Funding from the Federal Coalition Government will develop a culturally appropriate screening tool to deliver better mental health outcomes for young people in the East Arnhem region.
Senator for the Northern Territory, Dr Sam McMahon said the new tool would enable Miwatj Health Aboriginal Corporation to better step out and schedule mental health and social and emotional wellbeing care plans for their young clients.
The new platform will house a mental health screening tool and a workforce allocation tool, which will assign clients to a ‘step’ within the stepped-care model. This type of model helps people to move easily between programs as their support needs change.
“This grant is enabling the Menzies School of Rural Health Research to partner with the local community to co-design a model that is fit-for-purpose, and has local community support, which is chiefly important,” Dr McMahon said.
“Consultation and design through yarning sessions, focus groups, interviews and activity workshops are part of the co-design process.”
Federal Regional Health Minister, Dr David Gillespie said the Coalition Government is investing in innovative projects across the country aimed at improving primary care services for local communities.
“This project will contribute to addressing health workforce shortages and maldistribution in East Arnhem, by building on and better integrating existing resources to deliver services more effectively for locals,” Dr Gillespie said.

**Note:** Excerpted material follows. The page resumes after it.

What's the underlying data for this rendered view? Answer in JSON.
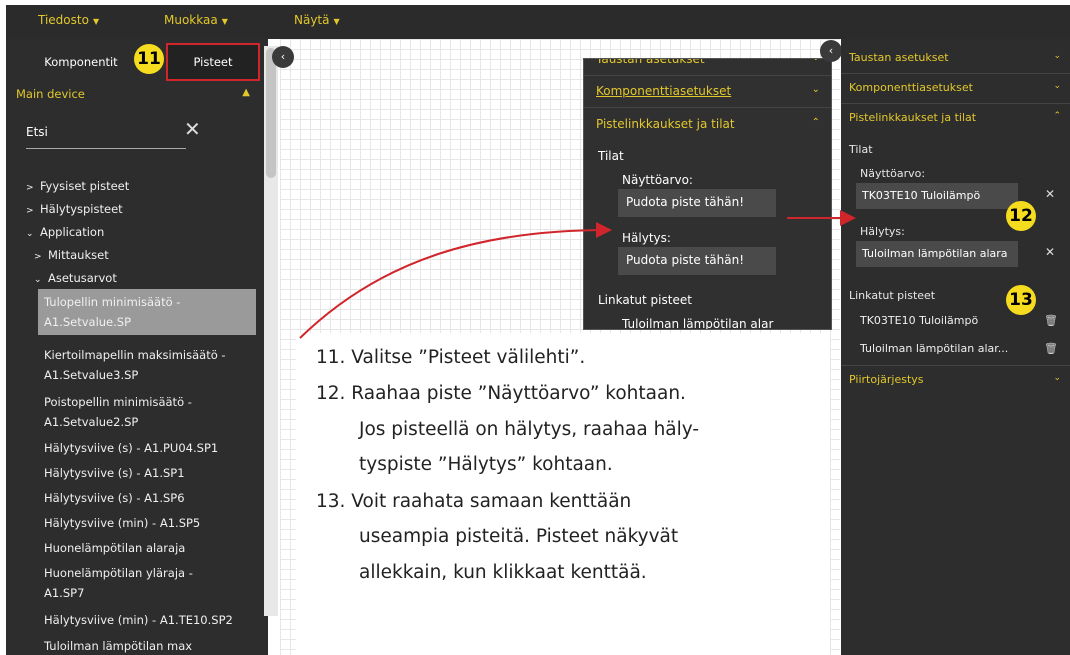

“I congratulate this community for looking at ways to develop innovative solutions to primary health challenges, that will be ready to trial in the East Arnhem community.”
The grant is one of the first made under the Primary care Rural Innovative Multidisciplinary Models (PRIMM) grants program. The program supports the development, in consultation with communities, of ‘trial ready’ care models that address local primary care challenges.
National Rural Health Commissioner, Professor Ruth Stewart said the PRIMM program was an effective part of the Government’s commitment to improving rural health.
“The program recognises that people in regional, rural and remote Australia have poorer access to quality health care than the cities and looks at ways of addressing that,” Professor Stewart said.
“This project will enable the development of community-supported models of care to a point where they are ready to trial.
“One of the outcomes will be the sharing of findings and lessons with other Australian rural and remote communities, to help them design their own primary health care solutions.”
PRIMM grants provide funding of up to $400,000 over two years. They will be available for six sub-regions across Australia. Round two of the PRIMM grant opportunity will open to applicants later this year.
The PRIMM program is part of the Health Workforce Program, which aims to deliver improved health workforce outcomes and support rural outreach health services.